So while the Defence Budget was spent in Afghanistan, there was not enough money to keep the soldier back home trained to a certain degree in CW. There was still some sort of training made by the unit themselves to keep their soldier somewhat ready but nothing really serious. While pre-deployment would cover a small portion of CW manoeuvers, the remaining soldiers who were not scheduled to go would not get as much training.
I remember having privates and corporals in my platoon, who had between 2-6 years of service and 1-2 combat tours, that weren’t even qualified on basic winter warfare. We all know Canada is pretty cold in the winter eh! … So if anything would happen, these guys wouldn’t be ready. By having some CW training, this could be remedied pretty quickly. It is one thing to have combat experience in a certain type of warfare but we can’t neglect everything else. These soldiers would also become more proficient in their job as the knowledge they have would greatly increase.
Our home turf

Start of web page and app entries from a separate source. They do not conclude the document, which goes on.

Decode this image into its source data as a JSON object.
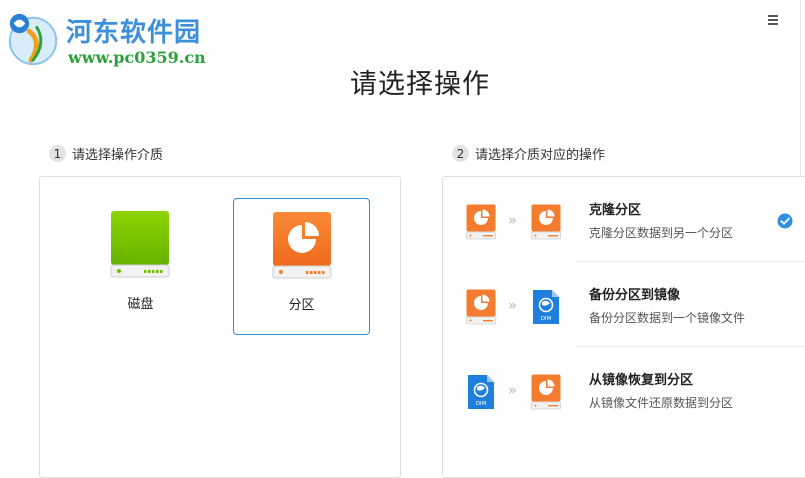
{
  "watermark": {
    "title": "河东软件园",
    "url": "www.pc0359.cn"
  },
  "header": {
    "title": "请选择操作",
    "menu_icon": "hamburger-menu-icon"
  },
  "steps": [
    {
      "number": "1",
      "label": "请选择操作介质"
    },
    {
      "number": "2",
      "label": "请选择介质对应的操作"
    }
  ],
  "media": [
    {
      "label": "磁盘",
      "icon": "disk-icon",
      "selected": false
    },
    {
      "label": "分区",
      "icon": "partition-icon",
      "selected": true
    }
  ],
  "operations": [
    {
      "title": "克隆分区",
      "description": "克隆分区数据到另一个分区",
      "source_icon": "partition-icon",
      "target_icon": "partition-icon",
      "selected": true
    },
    {
      "title": "备份分区到镜像",
      "description": "备份分区数据到一个镜像文件",
      "source_icon": "partition-icon",
      "target_icon": "image-file-icon",
      "target_tag": "DIM",
      "selected": false
    },
    {
      "title": "从镜像恢复到分区",
      "description": "从镜像文件还原数据到分区",
      "source_icon": "image-file-icon",
      "source_tag": "DIM",
      "target_icon": "partition-icon",
      "selected": false
    }
  ],
  "arrow_glyph": "»",
  "colors": {
    "accent": "#2f8fe0",
    "partition_orange": "#f47c2f",
    "disk_green": "#7cc600",
    "image_blue": "#1e7fdc",
    "watermark_blue": "#3d8fd9",
    "watermark_green": "#2aa23a"
  }
}
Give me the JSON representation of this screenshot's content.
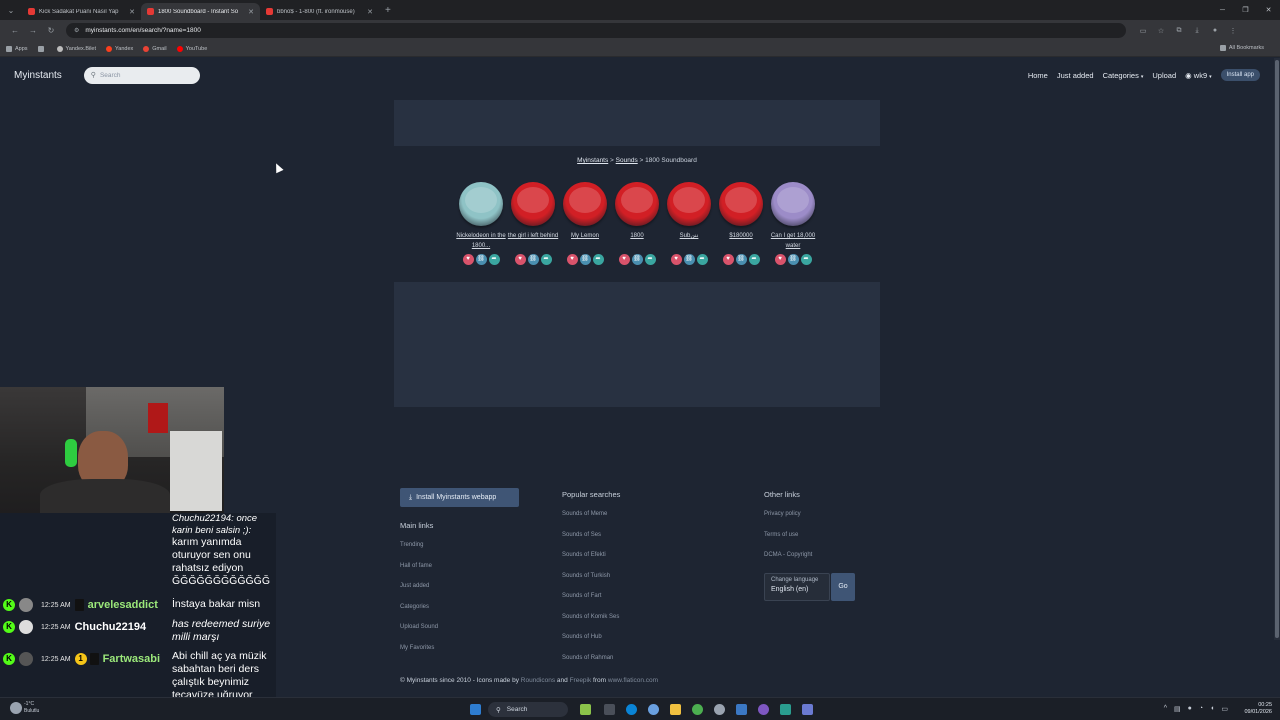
{
  "browser": {
    "tabs": [
      {
        "title": "Kick Sadakat Puanı Nasıl Yap",
        "active": false
      },
      {
        "title": "1800 Soundboard - Instant So",
        "active": true
      },
      {
        "title": "bbno$ - 1-800 (ft. ironmouse)",
        "active": false
      }
    ],
    "url": "myinstants.com/en/search/?name=1800",
    "bookmarks": [
      "Apps",
      "Yandex.Bilet",
      "Yandex",
      "Gmail",
      "YouTube"
    ],
    "all_bookmarks": "All Bookmarks"
  },
  "header": {
    "logo": "Myinstants",
    "search_placeholder": "Search",
    "nav": [
      "Home",
      "Just added",
      "Categories",
      "Upload"
    ],
    "user": "wk9",
    "install": "Install app"
  },
  "breadcrumb": {
    "a": "Myinstants",
    "sep1": " > ",
    "b": "Sounds",
    "sep2": " > ",
    "c": "1800 Soundboard"
  },
  "sounds": [
    {
      "label": "Nickelodeon in the 1800...",
      "color": "#8fc3c6"
    },
    {
      "label": "the girl i left behind",
      "color": "#d21f25"
    },
    {
      "label": "My Lemon",
      "color": "#d21f25"
    },
    {
      "label": "1800",
      "color": "#d21f25"
    },
    {
      "label": "Subننن",
      "color": "#d21f25"
    },
    {
      "label": "$180000",
      "color": "#d21f25"
    },
    {
      "label": "Can I get 18,000 water",
      "color": "#9c8cc8"
    }
  ],
  "footer": {
    "install_webapp": "Install Myinstants webapp",
    "main_links_title": "Main links",
    "main_links": [
      "Trending",
      "Hall of fame",
      "Just added",
      "Categories",
      "Upload Sound",
      "My Favorites"
    ],
    "popular_title": "Popular searches",
    "popular": [
      "Sounds of Meme",
      "Sounds of Ses",
      "Sounds of Efekti",
      "Sounds of Turkish",
      "Sounds of Fart",
      "Sounds of Komik Ses",
      "Sounds of Hub",
      "Sounds of Rahman"
    ],
    "other_title": "Other links",
    "other": [
      "Privacy policy",
      "Terms of use",
      "DCMA - Copyright"
    ],
    "lang_label": "Change language",
    "lang_value": "English (en)",
    "go": "Go",
    "copyright_a": "© Myinstants since 2010 - Icons made by ",
    "roundicons": "Roundicons",
    "and": " and ",
    "freepik": "Freepik",
    "from": " from ",
    "flaticon": "www.flaticon.com"
  },
  "chat": {
    "m1": "Chuchu22194: once karin beni salsin ;):",
    "m2": "karım yanımda oturuyor sen onu rahatsız ediyon ĞĞĞĞĞĞĞĞĞĞĞĞ",
    "r1": {
      "time": "12:25 AM",
      "user": "arvelesaddict",
      "text": "İnstaya bakar misn"
    },
    "r2": {
      "time": "12:25 AM",
      "user": "Chuchu22194",
      "text": "has redeemed suriye milli marşı"
    },
    "r3": {
      "time": "12:25 AM",
      "user": "Fartwasabi",
      "text": "Abi chill aç ya müzik sabahtan beri ders çalıştık beynimiz tecavüze uğruyor"
    }
  },
  "taskbar": {
    "search": "Search",
    "weather_temp": "-1°C",
    "weather_desc": "Bulutlu",
    "time": "00:25",
    "date": "09/01/2026"
  }
}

Our current Arctic situation is another example where CW would be applied. With vast areas that are non-populated and where almost no vegetation survives, there is a good possibility that the typical ‘’advance to contact’’ with tanks and artillery would be the main tactics used on the battlefield. While younger combat veterans are trained to kick doors and to sweep for IEDs, most of them aren’t ready for that.

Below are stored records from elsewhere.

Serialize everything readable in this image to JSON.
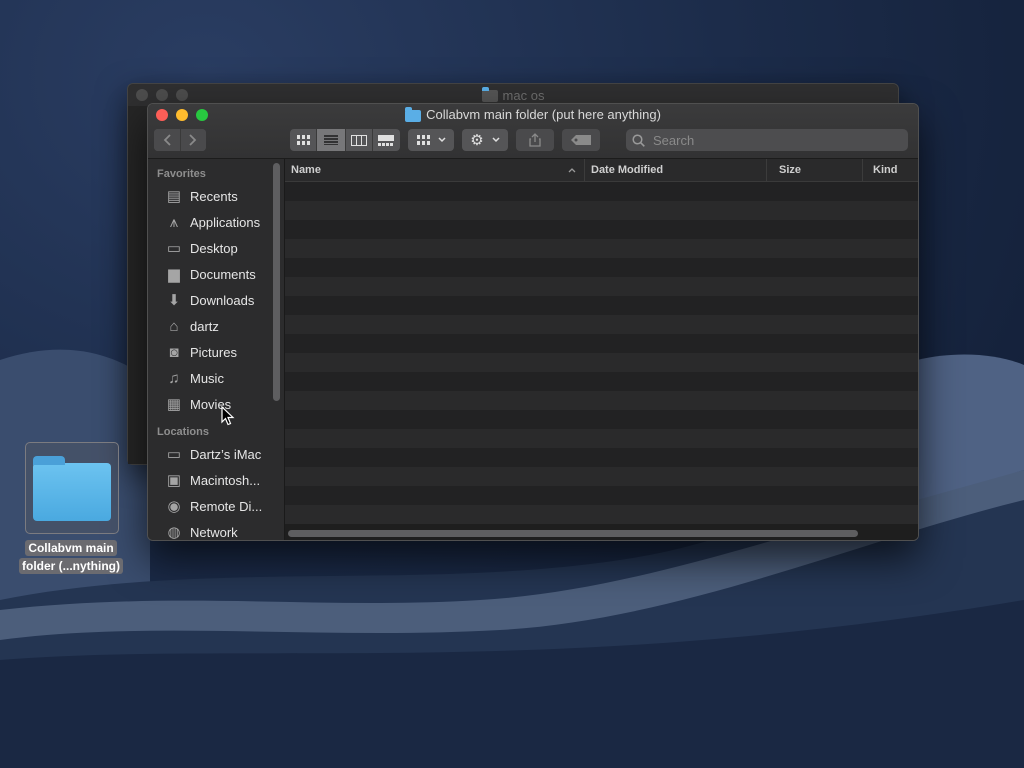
{
  "desktop": {
    "icon_label_line1": "Collabvm main",
    "icon_label_line2": "folder (...nything)"
  },
  "back_window": {
    "title": "mac os"
  },
  "window": {
    "title": "Collabvm main folder (put here anything)",
    "search_placeholder": "Search"
  },
  "sidebar": {
    "favorites_header": "Favorites",
    "favorites": [
      {
        "label": "Recents",
        "icon": "recents-icon"
      },
      {
        "label": "Applications",
        "icon": "applications-icon"
      },
      {
        "label": "Desktop",
        "icon": "desktop-icon"
      },
      {
        "label": "Documents",
        "icon": "documents-icon"
      },
      {
        "label": "Downloads",
        "icon": "downloads-icon"
      },
      {
        "label": "dartz",
        "icon": "home-icon"
      },
      {
        "label": "Pictures",
        "icon": "pictures-icon"
      },
      {
        "label": "Music",
        "icon": "music-icon"
      },
      {
        "label": "Movies",
        "icon": "movies-icon"
      }
    ],
    "locations_header": "Locations",
    "locations": [
      {
        "label": "Dartz’s iMac",
        "icon": "imac-icon"
      },
      {
        "label": "Macintosh...",
        "icon": "disk-icon"
      },
      {
        "label": "Remote Di...",
        "icon": "remote-disc-icon"
      },
      {
        "label": "Network",
        "icon": "network-icon"
      }
    ]
  },
  "list": {
    "columns": [
      "Name",
      "Date Modified",
      "Size",
      "Kind"
    ],
    "sort_column": "Name",
    "sort_direction": "ascending"
  }
}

Canada has to defend more than 9,984,670 km2 or 3,854,085 sq. mi. Most of the future conflicts would be fought in urban areas, but we still need to be able to conduct operations in the open fields. This is where CW becomes handy, as we can witness through the past wars.
A big problem with a lot of military strategists is that they want to reinvent the wheel instead of using the past lessons learned. Our conflict in Afghanistan was the first one we took part in as a combat element since Korea. I do believe there is a way to mix both the CW tactics and what we have acquired in Afghanistan.
As a matter of fact, this should be the future doctrine Canada adopts to ensure both preparedness against any threats while keeping the recent experience acquired by their soldiers.
Learning from our allies
Canadian Forces and the US Armed Forces have a very good relationship as two powerful allies. Multinational exercises are done every year between the two countries to make sure North America could withstand any threats. This is, in my opinion, the best possible future for both our country as neither one nor the other would tolerate an intrusion on their own soil. It is also important to share our experiences with our main ally as we could benefit from different area of specialisation such as winter warfare, amphibious attacks, strategic bombing, etc thus making both nations stronger and easier to protect.
Only the future will tell us what the best doctrines are that we should adopt, but until then, I hope our great military thinkers do not forget the experience we’ve acquired by shedding blood in Afghanistan. There is, I believe, a way to balance both CW and UW. We just need to carefully plan our actions and draw the lessons learned from past conflicts.